I haven't had any problems with G2A but I can understand the potential for problems, it is like you said, an ebay for keys. The most recent game I bought from G2A was Mad Max STEAM edition and it works perfectly, paid about $18 for it right when it came out. However if you do find yourself wanting to purchase from G2A, I'd say always get their little protection plan with your purchase.

Cdkeys is legit and professional. The last games I bought from them was Fallout 4 pre-order ($40) and Just Cause 3 pre-order ($25) for STEAM, I got both keys when the games released and added them both to my STEAM account. I've played both games, still have both, and I've had no problems. Cdkeys would make it right if you had an issue, G2A might not.
What Bash said, same experience. I avoid G2A now no matter how good the deal may be.
I've purchased a few games from and never had a problem. They sell (mostly) Steam keys direct from the source.

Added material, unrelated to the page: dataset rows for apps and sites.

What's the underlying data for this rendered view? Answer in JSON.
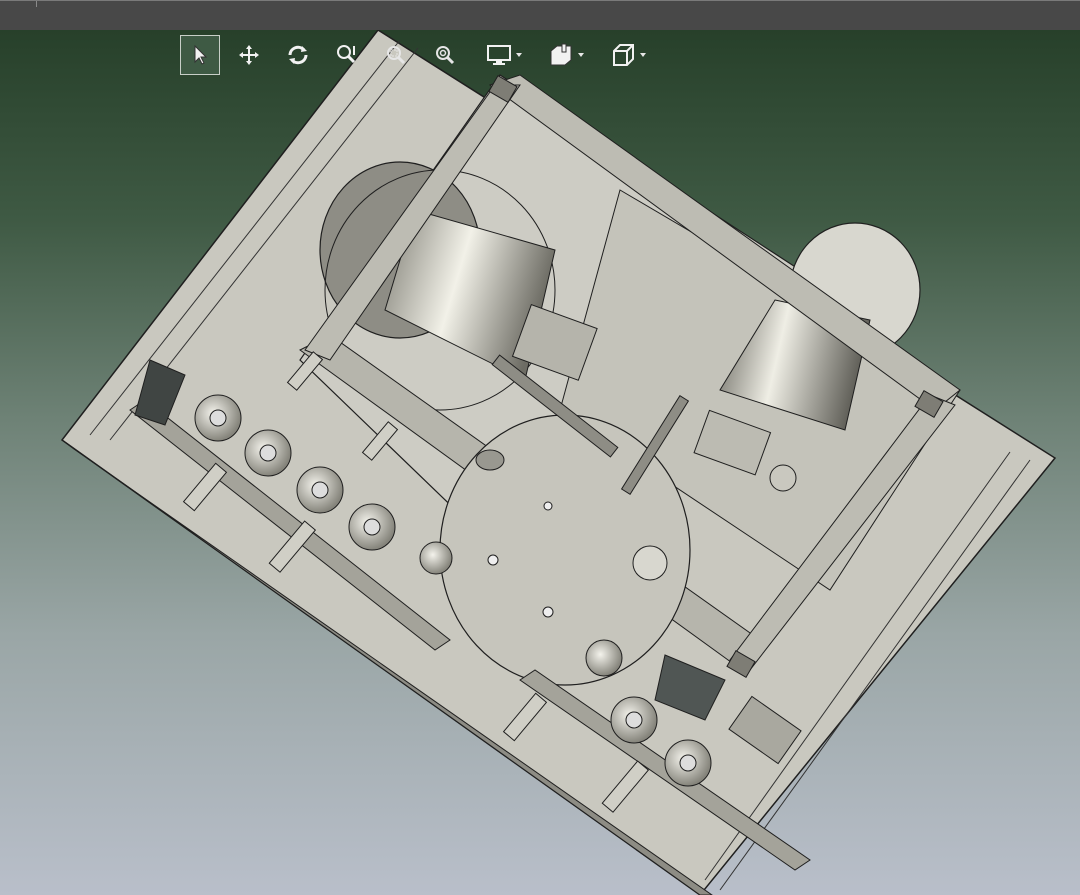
{
  "window": {
    "title": ""
  },
  "toolbar": {
    "tools": [
      {
        "name": "select",
        "icon": "cursor-arrow-icon",
        "active": true
      },
      {
        "name": "pan",
        "icon": "move-arrows-icon",
        "active": false
      },
      {
        "name": "rotate",
        "icon": "rotate-icon",
        "active": false
      },
      {
        "name": "zoom-dynamic",
        "icon": "zoom-dynamic-icon",
        "active": false
      },
      {
        "name": "zoom-window",
        "icon": "zoom-window-icon",
        "active": false
      },
      {
        "name": "zoom-fit",
        "icon": "zoom-fit-icon",
        "active": false
      },
      {
        "name": "display-mode",
        "icon": "monitor-icon",
        "dropdown": true
      },
      {
        "name": "section-view",
        "icon": "section-view-icon",
        "dropdown": true
      },
      {
        "name": "view-orientation",
        "icon": "cube-view-icon",
        "dropdown": true
      }
    ]
  },
  "viewport": {
    "background_top": "#27402a",
    "background_bottom": "#b9bfca",
    "model_color": "#c9c8bf",
    "model_edge_color": "#1f1f1f"
  }
}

Sites like are a bit more shady, where keys are sold by users. The one time I tried that site, the seller sent me an already used Steam key, followed by two more used keys before he refunded my money.
How about digital game keys for consoles like XBox One
& PS4? I always see deals for XBL & PS+ codes as well from the same company.

Anyone know if is legit?